Genealogy, Circumcision, and Conversion in Early Judaism and Christianity
In his important work, The Beginnings of Jewishness, Shaye J. D. Cohen has argued that what it meant to be a Jew underwent considerable revision during the second century B.C.E. While previously a Jew was defined in terms of ethnicity (by which Cohen means biological descent), in the wake of Judaism's sustained encounter with Hellenism, the term Jew came to be defined as an ethno-religion--that is, one could choose to become a Jew. Nonetheless, the recent work of scholars, such as Christine E. Hayes, has demonstrated that there continued to exist in early Judaism a strain of thinking that, in theory at least, excluded the possibility that Gentiles could become Jews. This genealogical exclusion, found in works such as Jubilees, was highly indebted to the "holy seed" theology evidenced in Ezra-Nehemiah, a theology which defined Jewishness in genealogical terms.

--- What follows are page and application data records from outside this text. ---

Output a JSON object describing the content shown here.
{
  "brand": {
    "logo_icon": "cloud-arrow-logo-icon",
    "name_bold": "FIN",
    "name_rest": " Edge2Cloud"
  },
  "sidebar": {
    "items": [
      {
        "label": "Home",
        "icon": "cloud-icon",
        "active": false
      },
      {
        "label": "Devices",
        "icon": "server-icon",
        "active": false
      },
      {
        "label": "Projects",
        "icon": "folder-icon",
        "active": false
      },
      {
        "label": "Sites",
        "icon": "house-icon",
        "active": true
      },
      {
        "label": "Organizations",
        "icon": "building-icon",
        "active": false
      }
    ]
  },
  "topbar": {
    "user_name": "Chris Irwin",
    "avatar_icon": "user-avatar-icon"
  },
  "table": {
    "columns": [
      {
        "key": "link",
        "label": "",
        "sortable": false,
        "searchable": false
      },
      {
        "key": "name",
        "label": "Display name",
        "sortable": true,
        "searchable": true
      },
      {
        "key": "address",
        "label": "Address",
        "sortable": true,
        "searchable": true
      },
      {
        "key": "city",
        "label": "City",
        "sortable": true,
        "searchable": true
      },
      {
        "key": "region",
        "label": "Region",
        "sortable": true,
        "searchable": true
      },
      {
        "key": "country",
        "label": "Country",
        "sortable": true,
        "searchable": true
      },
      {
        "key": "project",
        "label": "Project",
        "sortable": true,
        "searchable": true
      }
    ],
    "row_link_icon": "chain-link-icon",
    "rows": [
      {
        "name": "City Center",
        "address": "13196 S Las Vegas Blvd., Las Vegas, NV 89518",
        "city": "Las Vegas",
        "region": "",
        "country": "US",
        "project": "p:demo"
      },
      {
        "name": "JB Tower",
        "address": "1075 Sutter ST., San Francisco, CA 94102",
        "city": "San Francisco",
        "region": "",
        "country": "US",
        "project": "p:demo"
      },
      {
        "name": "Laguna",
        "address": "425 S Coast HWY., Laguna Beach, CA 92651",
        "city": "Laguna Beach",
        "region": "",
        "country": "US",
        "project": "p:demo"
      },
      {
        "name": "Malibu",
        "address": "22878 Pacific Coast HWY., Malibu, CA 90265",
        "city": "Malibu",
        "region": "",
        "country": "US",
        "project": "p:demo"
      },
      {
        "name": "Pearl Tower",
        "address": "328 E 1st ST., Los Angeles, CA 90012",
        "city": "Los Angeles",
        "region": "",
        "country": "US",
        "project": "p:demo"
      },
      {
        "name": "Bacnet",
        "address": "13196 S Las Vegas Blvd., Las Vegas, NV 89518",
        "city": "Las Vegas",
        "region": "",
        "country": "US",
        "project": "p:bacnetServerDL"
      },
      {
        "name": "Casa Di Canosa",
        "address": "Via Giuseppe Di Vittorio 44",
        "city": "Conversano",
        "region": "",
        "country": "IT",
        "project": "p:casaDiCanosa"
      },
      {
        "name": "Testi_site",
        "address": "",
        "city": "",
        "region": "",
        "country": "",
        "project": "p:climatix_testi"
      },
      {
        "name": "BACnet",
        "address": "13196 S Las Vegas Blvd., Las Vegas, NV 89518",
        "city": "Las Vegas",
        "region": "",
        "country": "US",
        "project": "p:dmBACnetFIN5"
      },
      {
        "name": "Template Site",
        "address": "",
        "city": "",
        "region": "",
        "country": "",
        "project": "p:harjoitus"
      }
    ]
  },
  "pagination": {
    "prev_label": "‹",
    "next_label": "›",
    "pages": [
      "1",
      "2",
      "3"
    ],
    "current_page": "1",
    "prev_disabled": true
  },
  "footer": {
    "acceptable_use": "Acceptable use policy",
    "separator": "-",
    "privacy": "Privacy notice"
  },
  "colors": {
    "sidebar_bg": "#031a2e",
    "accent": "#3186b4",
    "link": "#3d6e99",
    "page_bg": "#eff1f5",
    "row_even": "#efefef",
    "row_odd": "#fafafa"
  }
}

This dissertation will attempt to contribute to a greater understanding of differing conceptions of circumcision in early Judaism, one that more accurately describes the nature of Jewish thought with regard to Jewishness, circumcision, and conversion. In terms of methodology, my dissertation will combine historical criticism with a literary approach to the texts under consideration. The dissertation will focus on texts from the Hebrew Bible as well as Jewish texts from the Second Temple period as these writings provide windows into the various forms of Judaism from which the early Christian movement arose.
Beginning with the Hebrew Bible, I will argue that there is no evidence that circumcision was considered to be a rite of conversion to Israelite religion. In fact, circumcision, particularly the infant circumcision instantiated within Israelite and early Jewish society excludes from the covenant those not properly descended from Abraham. In the Second Temple period, many Jews did begin to conceive of Jewishness in terms which enabled Gentiles to become Jews. Nonetheless, some Jews found this definition of Jewishness problematic, and defended the borders of Jewishness by reasserting a strictly genealogical conception of Jewish identity. Consequently, some Gentiles who underwent conversion to Judaism in this period faced criticism because of their suspect genealogy. Our sources record such exclusion with regard to the Herodians, Idumeans who had converted to Judaism.
Additionally, a more thorough examination of how circumcision and conversion were perceived by Jews in the Second Temple period will be instrumental in better understanding early Christianity. It is the argument of this dissertation that further attention to a definition of Jewishness that was based on genealogical descent has broader implications for understanding the variegated nature of early Christian mission to the Gentiles in the first century C.E.